Work task: Write out each record below exactly as it appears, with no pictures.
Information supplied START
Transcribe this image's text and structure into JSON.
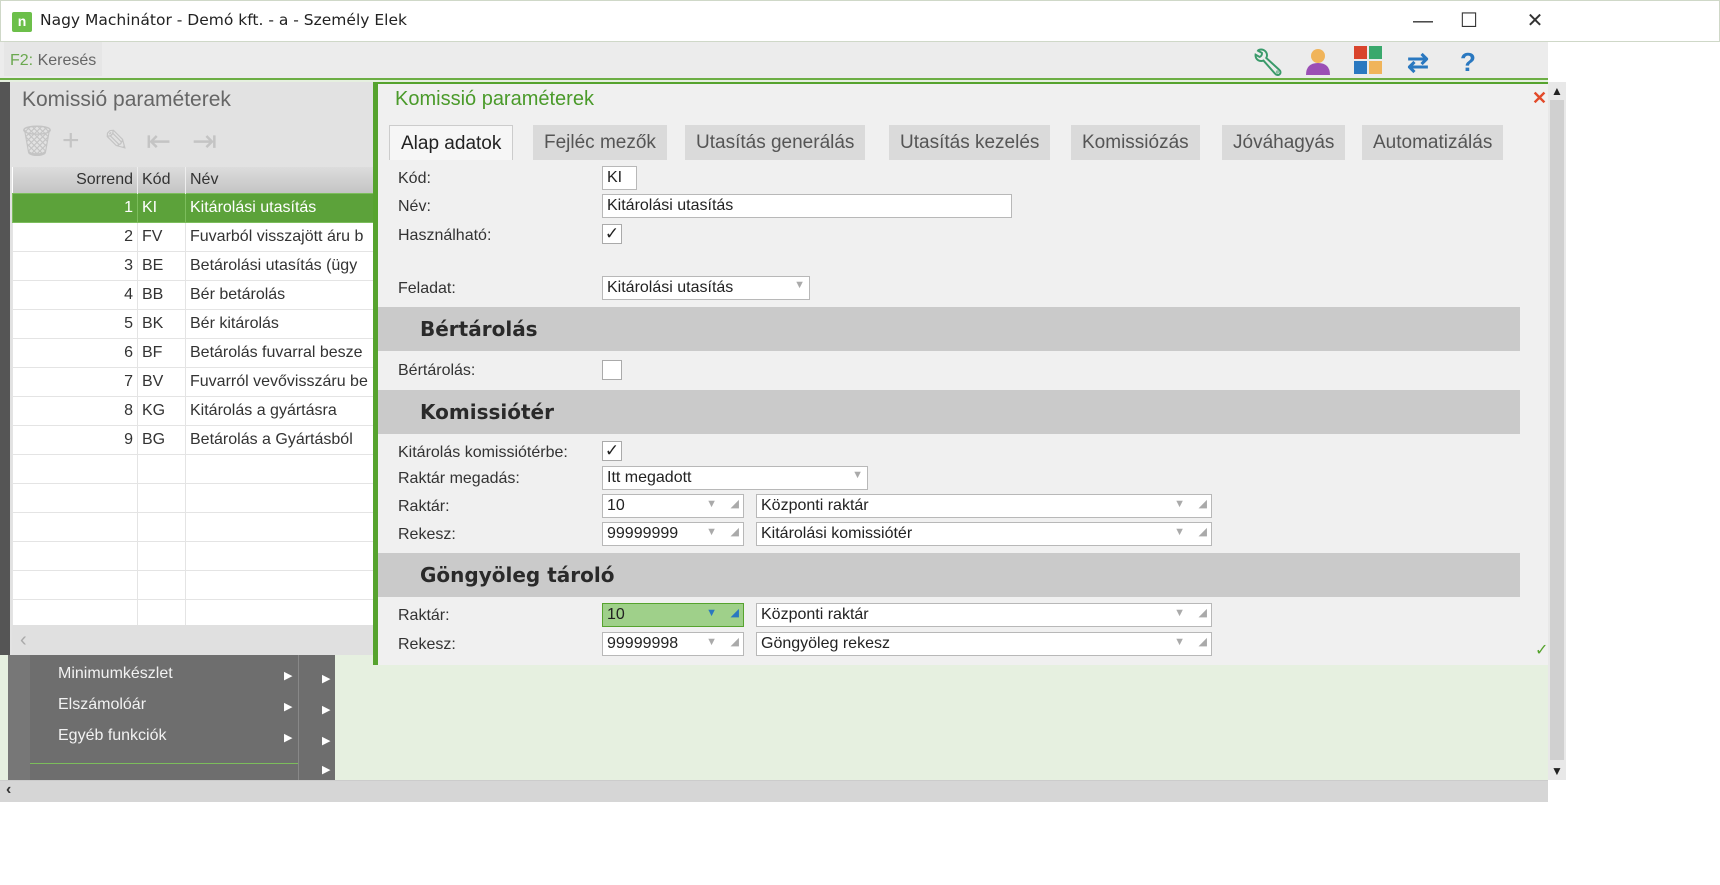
{
  "window": {
    "title": "Nagy Machinátor - Demó kft. - a - Személy Elek",
    "logo": "n",
    "minimize": "—",
    "maximize": "☐",
    "close": "✕"
  },
  "toolbar": {
    "shortcut_key": "F2:",
    "search_label": "Keresés",
    "icons": [
      "wrench-icon",
      "user-icon",
      "tiles-icon",
      "swap-icon",
      "help-icon"
    ]
  },
  "left_panel": {
    "title": "Komissió paraméterek",
    "columns": [
      "Sorrend",
      "Kód",
      "Név"
    ],
    "rows": [
      {
        "order": "1",
        "code": "KI",
        "name": "Kitárolási utasítás"
      },
      {
        "order": "2",
        "code": "FV",
        "name": "Fuvarból visszajött áru b"
      },
      {
        "order": "3",
        "code": "BE",
        "name": "Betárolási utasítás (ügy"
      },
      {
        "order": "4",
        "code": "BB",
        "name": "Bér betárolás"
      },
      {
        "order": "5",
        "code": "BK",
        "name": "Bér kitárolás"
      },
      {
        "order": "6",
        "code": "BF",
        "name": "Betárolás fuvarral besze"
      },
      {
        "order": "7",
        "code": "BV",
        "name": "Fuvarról vevővisszáru be"
      },
      {
        "order": "8",
        "code": "KG",
        "name": "Kitárolás a gyártásra"
      },
      {
        "order": "9",
        "code": "BG",
        "name": "Betárolás a Gyártásból"
      }
    ]
  },
  "menu": {
    "items": [
      "Minimumkészlet",
      "Elszámolóár",
      "Egyéb funkciók"
    ]
  },
  "dialog": {
    "title": "Komissió paraméterek",
    "tabs": [
      "Alap adatok",
      "Fejléc mezők",
      "Utasítás generálás",
      "Utasítás kezelés",
      "Komissiózás",
      "Jóváhagyás",
      "Automatizálás"
    ],
    "active_tab": "Alap adatok",
    "fields": {
      "kod_label": "Kód:",
      "kod": "KI",
      "nev_label": "Név:",
      "nev": "Kitárolási utasítás",
      "hasznalhato_label": "Használható:",
      "hasznalhato": true,
      "feladat_label": "Feladat:",
      "feladat": "Kitárolási utasítás"
    },
    "bertarolas": {
      "title": "Bértárolás",
      "label": "Bértárolás:",
      "checked": false
    },
    "komissioter": {
      "title": "Komissiótér",
      "kitarolas_label": "Kitárolás komissiótérbe:",
      "kitarolas": true,
      "raktar_megadas_label": "Raktár megadás:",
      "raktar_megadas": "Itt megadott",
      "raktar_label": "Raktár:",
      "raktar_code": "10",
      "raktar_name": "Központi raktár",
      "rekesz_label": "Rekesz:",
      "rekesz_code": "99999999",
      "rekesz_name": "Kitárolási komissiótér"
    },
    "gongyoleg": {
      "title": "Göngyöleg tároló",
      "raktar_label": "Raktár:",
      "raktar_code": "10",
      "raktar_name": "Központi raktár",
      "rekesz_label": "Rekesz:",
      "rekesz_code": "99999998",
      "rekesz_name": "Göngyöleg rekesz"
    }
  },
  "colors": {
    "accent": "#56a32e",
    "selected_row": "#5ca23a"
  }
}
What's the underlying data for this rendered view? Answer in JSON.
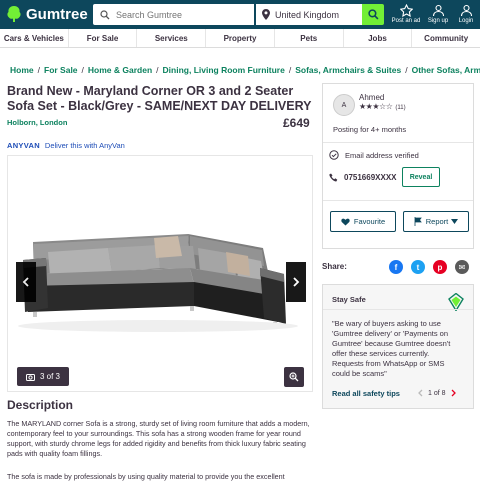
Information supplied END
Worked solution:
Transcribe this image's text and structure into JSON.
{
  "window": {
    "title": "Nagy Machinátor - Demó kft. - a - Személy Elek",
    "logo": "n",
    "minimize": "—",
    "maximize": "☐",
    "close": "✕"
  },
  "toolbar": {
    "shortcut_key": "F2:",
    "search_label": "Keresés",
    "icons": [
      "wrench-icon",
      "user-icon",
      "tiles-icon",
      "swap-icon",
      "help-icon"
    ]
  },
  "left_panel": {
    "title": "Komissió paraméterek",
    "columns": [
      "Sorrend",
      "Kód",
      "Név"
    ],
    "rows": [
      {
        "order": "1",
        "code": "KI",
        "name": "Kitárolási utasítás"
      },
      {
        "order": "2",
        "code": "FV",
        "name": "Fuvarból visszajött áru b"
      },
      {
        "order": "3",
        "code": "BE",
        "name": "Betárolási utasítás (ügy"
      },
      {
        "order": "4",
        "code": "BB",
        "name": "Bér betárolás"
      },
      {
        "order": "5",
        "code": "BK",
        "name": "Bér kitárolás"
      },
      {
        "order": "6",
        "code": "BF",
        "name": "Betárolás fuvarral besze"
      },
      {
        "order": "7",
        "code": "BV",
        "name": "Fuvarról vevővisszáru be"
      },
      {
        "order": "8",
        "code": "KG",
        "name": "Kitárolás a gyártásra"
      },
      {
        "order": "9",
        "code": "BG",
        "name": "Betárolás a Gyártásból"
      }
    ]
  },
  "menu": {
    "items": [
      "Minimumkészlet",
      "Elszámolóár",
      "Egyéb funkciók"
    ]
  },
  "dialog": {
    "title": "Komissió paraméterek",
    "tabs": [
      "Alap adatok",
      "Fejléc mezők",
      "Utasítás generálás",
      "Utasítás kezelés",
      "Komissiózás",
      "Jóváhagyás",
      "Automatizálás"
    ],
    "active_tab": "Alap adatok",
    "fields": {
      "kod_label": "Kód:",
      "kod": "KI",
      "nev_label": "Név:",
      "nev": "Kitárolási utasítás",
      "hasznalhato_label": "Használható:",
      "hasznalhato": true,
      "feladat_label": "Feladat:",
      "feladat": "Kitárolási utasítás"
    },
    "bertarolas": {
      "title": "Bértárolás",
      "label": "Bértárolás:",
      "checked": false
    },
    "komissioter": {
      "title": "Komissiótér",
      "kitarolas_label": "Kitárolás komissiótérbe:",
      "kitarolas": true,
      "raktar_megadas_label": "Raktár megadás:",
      "raktar_megadas": "Itt megadott",
      "raktar_label": "Raktár:",
      "raktar_code": "10",
      "raktar_name": "Központi raktár",
      "rekesz_label": "Rekesz:",
      "rekesz_code": "99999999",
      "rekesz_name": "Kitárolási komissiótér"
    },
    "gongyoleg": {
      "title": "Göngyöleg tároló",
      "raktar_label": "Raktár:",
      "raktar_code": "10",
      "raktar_name": "Központi raktár",
      "rekesz_label": "Rekesz:",
      "rekesz_code": "99999998",
      "rekesz_name": "Göngyöleg rekesz"
    }
  },
  "colors": {
    "accent": "#56a32e",
    "selected_row": "#5ca23a"
  }
}
What's the underlying data for this rendered view? Answer in JSON.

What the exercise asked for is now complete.